Yes, I am aware that I don't have to look at Facebook.
Posted from my Gooseberry.
Sunday, September 12, 2010
Scripture The Gospel According to Luke
9:51 And it came to pass, when the time was come that he should be received up, he steadfastly set his face to go to Jerusalem,
Jesus Christ is the Son of God; He is the only Way to heaven; He never sinned; His blood sacrifice atoned for our sin; He is seated at the right hand of the Father.
Christ's will was to fulfill the will of the Father.
Challenge: As a Christian, be steadfast in what God has called you to do.
- In his steadfastness, Jesus carried the message of His divine love to all men. (Luke 4:43, John 10:15,16) I must tell others.
- He was steadfast in His suffering. Can we suffer with and for Him?
- We must be steadfast among ourselves as saints of God.
Therefore, my beloved brethren, be ye steadfast, unmovable, always abounding in the work of the Lord, forasmuch as ye know that your labour is not in vain in the Lord. --I Corinthians 15:58
Puzzler: Why do we have such difficulty finding workers within the church? 80% of the work is done by 20% of the people.
The harvest truly is plenteous, but the labourers are few. --Jesus Christ
Friday, September 10, 2010
Thursday, September 9, 2010
The first picture shows the present "look" of the hidden garden at the back of the property. If you see any flowers (there are some!) you have a good eye.
The second picture gives you a pretty good idea of what the lawn looks like. Yes, that is the lawn, not a gravel driveway.
Consider the lilies of the field-- Jesus
© 2010 David W. Lacy
Wednesday, September 8, 2010
To whom should I pass this lovely badge of honor? These prolific bloggers whom I read and enjoy come to mind.
1) Pearl, Why You Little, regaling us with the hilarity of life in Minneapolis.
2) 100th Lamb, meditations on the Christian life.
3) Off the Sanctuary Wall, exploring Christian faith.
Thank you, Chuck. All y'all go on over to these sites and get a laugh or have your faith lifted.
Tuesday, September 7, 2010
Wilbur, known by all as "WT" always wore a white felt Stetson, always, winter and summer, spring and fall. Notwithstanding that he might be described as "portly" he dressed meticulously, was never wrinkled or spotted, and the wide ties he chose were first-cousin to the ascot.

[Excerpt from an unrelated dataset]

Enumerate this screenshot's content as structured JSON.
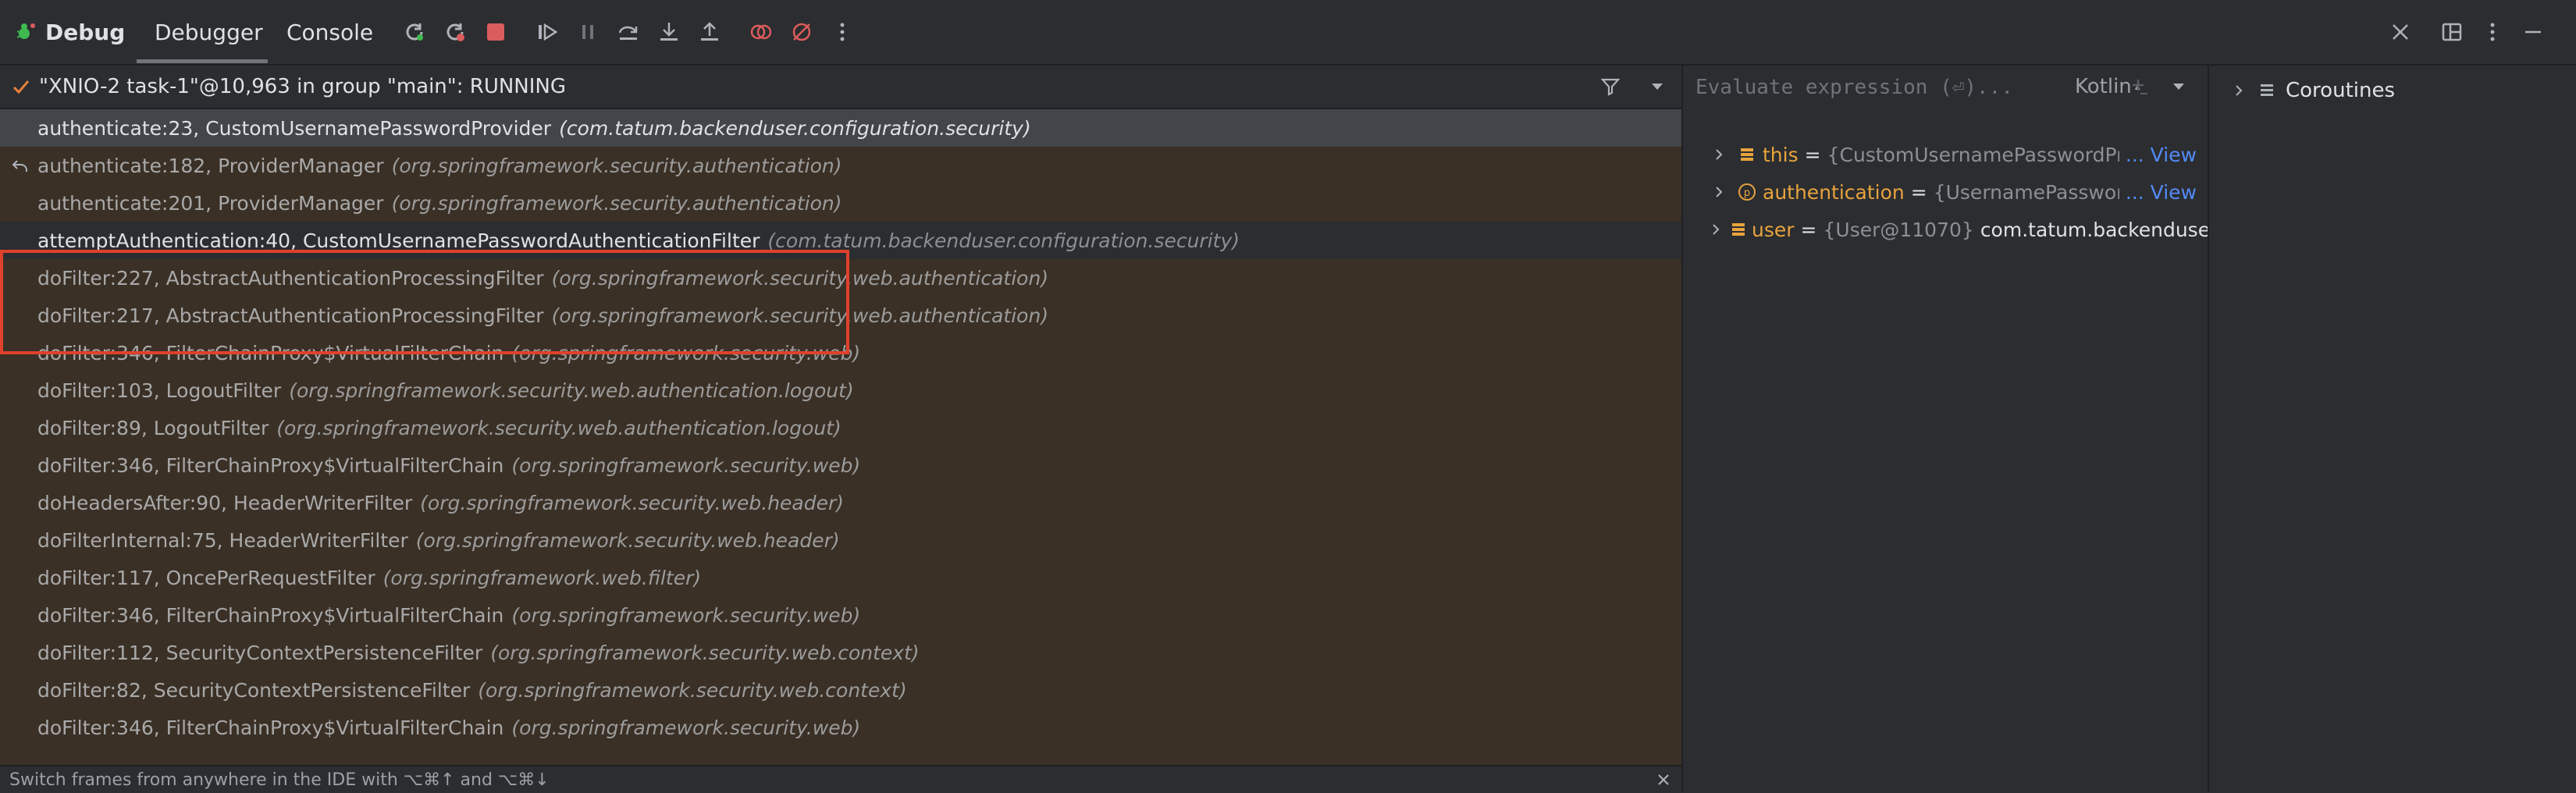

In 1966, Oldsmobile Division of General Motors introduced a huge, heavy but sporty vehicle called "Toronado". This 5000 pound behemoth was powered by a 425 ci quadrijet carbed V-8. It was the first American-built front-wheel drive automobile produced since the demise of the Cord in 1937. WT was one of the first proud owners of a Toronado.
One sultry evening, humidity-laden air hanging heavily over the village as WT and I were standing at the curb following a Lions' meeting, I remarked that that was a beautiful wheel he was tooling around in these days. As he lovingly caressed a front fender, he went into a rhapsody of superlatives, praising his machine to the heavens. "Oh, man!" he said, "Get in; you gotta feel it." I got into the passenger seat, not really expecting to get the ride of my life. But I did. We had a seldom-used airport a mile west of town, fully equipped with a thousand-yard concrete runway. We were there in a minute and I was already semi-terrified. WT wheeled onto the runway and ripped off about a quarter mile, hit the brakes and spun a 180, hitting the accelerator again, we were seven seconds later in dead decelerating mode as he stood on the brake pedal to avoid flying through the fence onto the highway. Back down the runway at about 40, he spun the wheel to the left and shot onto the access apron. As he stopped he enthused, "Oh, man. How d'ya like that military turn?" Not so much, but I didn't say so.
© 2010 David W. Lacy
1937 Cord 810
Note: Next week's "Loonville" will run on Wednesday. Special post on Tuesday.